·         As I go through the galleys, I also think about outtakes—why I removed material, and what, if anything, I might do with it in the future. In revising Cold Spell, I took out several chapters written from the point of view of an older woman. She’s an intriguing character who might appear in other books. One or two of the chapters might be transformed into short stories. 

Tuesday, April 1, 2014

Market Your Book: Working with Booksellers

I’ve written before about finding the right home for each book, and how sometimes a small press makes more sense for a particular project than a big one.

The same follow for distribution. Amazon is the Big Boy of connecting readers and books. But in all the buzz over algorithms and bots and rankings, let’s not forget the importance of independent bookshops, where actual human contact and word-of-mouth work quietly and effectively to connect readers with books they’ll love.
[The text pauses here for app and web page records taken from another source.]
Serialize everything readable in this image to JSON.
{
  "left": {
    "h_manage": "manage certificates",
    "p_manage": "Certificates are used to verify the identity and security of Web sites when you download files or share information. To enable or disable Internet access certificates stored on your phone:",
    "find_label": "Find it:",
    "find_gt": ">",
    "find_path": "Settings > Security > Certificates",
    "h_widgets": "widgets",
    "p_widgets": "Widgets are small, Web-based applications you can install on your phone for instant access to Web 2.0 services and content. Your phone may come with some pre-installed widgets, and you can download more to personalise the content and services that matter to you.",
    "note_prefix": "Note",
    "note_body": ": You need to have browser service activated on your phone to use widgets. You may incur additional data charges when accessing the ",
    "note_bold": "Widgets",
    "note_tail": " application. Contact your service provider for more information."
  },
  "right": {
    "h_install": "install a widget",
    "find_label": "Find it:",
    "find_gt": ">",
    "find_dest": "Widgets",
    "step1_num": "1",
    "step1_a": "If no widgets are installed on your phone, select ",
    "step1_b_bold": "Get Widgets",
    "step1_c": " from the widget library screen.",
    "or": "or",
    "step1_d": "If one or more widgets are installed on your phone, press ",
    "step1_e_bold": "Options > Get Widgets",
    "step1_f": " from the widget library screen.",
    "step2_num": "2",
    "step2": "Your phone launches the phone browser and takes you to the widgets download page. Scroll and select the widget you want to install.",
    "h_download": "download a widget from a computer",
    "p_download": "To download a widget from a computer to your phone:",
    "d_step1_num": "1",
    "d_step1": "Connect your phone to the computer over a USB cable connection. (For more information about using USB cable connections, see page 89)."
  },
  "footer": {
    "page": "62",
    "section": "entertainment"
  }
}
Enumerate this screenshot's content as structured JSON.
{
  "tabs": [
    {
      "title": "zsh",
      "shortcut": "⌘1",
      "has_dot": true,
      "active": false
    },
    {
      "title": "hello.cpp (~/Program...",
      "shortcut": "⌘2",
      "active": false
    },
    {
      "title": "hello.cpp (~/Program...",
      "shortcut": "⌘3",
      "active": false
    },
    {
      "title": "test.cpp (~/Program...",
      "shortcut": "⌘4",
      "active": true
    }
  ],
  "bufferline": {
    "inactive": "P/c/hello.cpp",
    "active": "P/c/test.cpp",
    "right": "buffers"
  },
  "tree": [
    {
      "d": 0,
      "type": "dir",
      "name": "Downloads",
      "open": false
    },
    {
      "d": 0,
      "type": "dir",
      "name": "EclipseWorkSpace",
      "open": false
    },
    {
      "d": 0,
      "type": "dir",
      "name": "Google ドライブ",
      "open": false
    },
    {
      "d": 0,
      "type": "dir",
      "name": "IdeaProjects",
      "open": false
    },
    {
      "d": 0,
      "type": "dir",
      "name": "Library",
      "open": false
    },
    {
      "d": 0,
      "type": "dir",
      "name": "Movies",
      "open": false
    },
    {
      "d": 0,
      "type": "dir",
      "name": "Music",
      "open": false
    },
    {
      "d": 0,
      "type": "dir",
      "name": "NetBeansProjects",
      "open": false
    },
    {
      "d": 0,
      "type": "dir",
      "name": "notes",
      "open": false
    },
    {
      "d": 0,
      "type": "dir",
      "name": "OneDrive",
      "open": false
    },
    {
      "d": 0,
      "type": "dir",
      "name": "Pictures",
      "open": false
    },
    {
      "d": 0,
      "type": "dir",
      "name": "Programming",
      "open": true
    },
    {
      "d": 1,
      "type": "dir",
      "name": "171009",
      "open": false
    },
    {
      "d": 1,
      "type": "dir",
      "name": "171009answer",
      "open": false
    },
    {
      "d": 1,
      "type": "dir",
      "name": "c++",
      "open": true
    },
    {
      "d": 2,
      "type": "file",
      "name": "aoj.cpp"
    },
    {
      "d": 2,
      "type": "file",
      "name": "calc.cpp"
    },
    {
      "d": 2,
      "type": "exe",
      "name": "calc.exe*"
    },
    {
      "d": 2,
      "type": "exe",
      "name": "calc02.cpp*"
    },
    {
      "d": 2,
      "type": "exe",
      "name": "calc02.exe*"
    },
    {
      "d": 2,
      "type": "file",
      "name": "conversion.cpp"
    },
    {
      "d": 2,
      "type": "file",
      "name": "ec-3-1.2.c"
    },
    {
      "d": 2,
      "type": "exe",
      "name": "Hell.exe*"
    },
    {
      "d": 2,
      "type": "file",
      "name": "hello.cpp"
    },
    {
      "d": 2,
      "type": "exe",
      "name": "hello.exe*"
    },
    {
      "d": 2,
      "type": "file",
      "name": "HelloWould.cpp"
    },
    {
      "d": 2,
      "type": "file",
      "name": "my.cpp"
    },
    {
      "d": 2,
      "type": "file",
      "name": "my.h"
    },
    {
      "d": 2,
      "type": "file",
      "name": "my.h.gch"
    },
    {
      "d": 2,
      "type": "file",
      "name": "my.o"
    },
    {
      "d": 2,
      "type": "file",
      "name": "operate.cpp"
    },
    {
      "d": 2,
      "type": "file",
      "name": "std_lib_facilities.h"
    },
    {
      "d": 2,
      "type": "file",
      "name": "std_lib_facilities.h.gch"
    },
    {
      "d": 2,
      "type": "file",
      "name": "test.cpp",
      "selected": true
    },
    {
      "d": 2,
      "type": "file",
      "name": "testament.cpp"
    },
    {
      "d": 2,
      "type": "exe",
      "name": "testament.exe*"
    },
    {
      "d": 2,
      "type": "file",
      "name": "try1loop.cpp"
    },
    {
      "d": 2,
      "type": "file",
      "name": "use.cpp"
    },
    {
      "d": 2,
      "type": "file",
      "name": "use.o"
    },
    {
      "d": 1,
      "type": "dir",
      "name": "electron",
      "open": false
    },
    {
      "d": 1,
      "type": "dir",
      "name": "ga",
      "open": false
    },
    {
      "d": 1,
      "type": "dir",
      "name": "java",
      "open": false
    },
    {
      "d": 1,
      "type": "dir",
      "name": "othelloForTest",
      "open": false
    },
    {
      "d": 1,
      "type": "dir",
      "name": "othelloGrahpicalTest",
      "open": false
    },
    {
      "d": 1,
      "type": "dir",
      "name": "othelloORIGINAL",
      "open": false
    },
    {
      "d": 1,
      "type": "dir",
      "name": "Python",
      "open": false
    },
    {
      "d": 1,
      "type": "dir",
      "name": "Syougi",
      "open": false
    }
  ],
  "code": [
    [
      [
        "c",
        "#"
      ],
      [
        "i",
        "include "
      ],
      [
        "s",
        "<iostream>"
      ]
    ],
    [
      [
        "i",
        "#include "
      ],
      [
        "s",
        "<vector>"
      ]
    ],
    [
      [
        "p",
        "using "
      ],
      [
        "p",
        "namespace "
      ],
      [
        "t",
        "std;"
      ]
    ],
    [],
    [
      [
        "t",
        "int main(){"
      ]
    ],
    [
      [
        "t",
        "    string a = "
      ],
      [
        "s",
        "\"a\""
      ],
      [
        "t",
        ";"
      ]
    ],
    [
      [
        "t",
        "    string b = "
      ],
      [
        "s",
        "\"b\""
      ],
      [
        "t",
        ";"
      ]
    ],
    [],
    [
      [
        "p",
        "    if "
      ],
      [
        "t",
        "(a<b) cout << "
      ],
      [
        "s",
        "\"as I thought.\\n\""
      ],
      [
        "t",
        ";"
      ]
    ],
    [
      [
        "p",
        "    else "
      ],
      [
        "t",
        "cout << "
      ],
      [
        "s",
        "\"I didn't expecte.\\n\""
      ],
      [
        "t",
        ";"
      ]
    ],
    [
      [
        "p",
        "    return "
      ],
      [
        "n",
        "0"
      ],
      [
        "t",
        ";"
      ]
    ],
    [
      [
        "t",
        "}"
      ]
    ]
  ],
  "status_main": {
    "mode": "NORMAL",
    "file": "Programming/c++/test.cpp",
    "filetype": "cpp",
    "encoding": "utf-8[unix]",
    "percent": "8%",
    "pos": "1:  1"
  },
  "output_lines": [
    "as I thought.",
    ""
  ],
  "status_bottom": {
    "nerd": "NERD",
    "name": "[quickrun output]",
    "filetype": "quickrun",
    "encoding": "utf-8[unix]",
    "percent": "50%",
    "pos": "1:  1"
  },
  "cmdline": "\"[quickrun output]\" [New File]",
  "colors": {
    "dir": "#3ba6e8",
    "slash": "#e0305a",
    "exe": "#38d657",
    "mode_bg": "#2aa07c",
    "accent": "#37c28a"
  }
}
Don’t be that author who shows up with a bunch of books printed on CreateSpace and expects a bookseller to host a signing or take titles on consignment. That’s like showing up at a family-run restaurant with your bag of McDonald’s takeout and demanding a table where you can eat your French fries for free.

To build relationships with independent booksellers, you’ll need to make your books available through vendors other than Amazon. For e-books, that means foregoing KDP Select, or foregoing the program after a 90-day run or two, and uploading your book to https://www.kobo.com/writinglife.

In the same vein, you’ll want to have softcover (or hardcover) editions available from sources besides Amazon’s CreateSpace. Ingram’s Spark (for authors) and Lightning Source (for small presses) are affordable print-on-demand options if you’ve chosen not to warehouse a large inventory of your books. You’ll need an ISBN; these can be bought in batches from Bowker.

For the “tree book” editions, you’ll want to upload bibliographic information to IndieBound, which is maintained by the American Booksellers Association (ABA). My thanks to my fine local bookseller David Cheezum of Fireside Books for providing these instructions for authors:

1) Log in to IndieBound.org using your personal account.  If you don't have an account on IndieBound.org, create one at http://www.indiebound.org/join

2) Search for the 13 Digit ISBN (no spaces or hyphens) of the book to see:

        If it’s already listed in the database (go to 3c)
        if it needs to be added (go to 3a)
        if it's just missing a cover (3b)

3a) For missing books, go to: www.indiebound.org/addabook
3b) For missing cover art, navigate to: www.indiebound.org/addabook/cover
3c) To edit a book description, go to: www.indiebound.org/addabook/ISBN 

4) Enter your data, attach an image, and submit

5) Allow time for approval by someone at ABA.  You will receive an email when your image is approved.  Once approved, it can take up to 24 hours for your book cover to appear in search results and on IndieBound.org.

Once you’ve created indie access for your titles, be sure to link to Indiebound as well as Amazon from your website, newsletters, etc. You can even become an Indiebound Affiliate and receive a referral percentage from the sales generated by your links.

Now you’re ready to connect with indie booksellers in a way that builds positive, long-lasting relationships.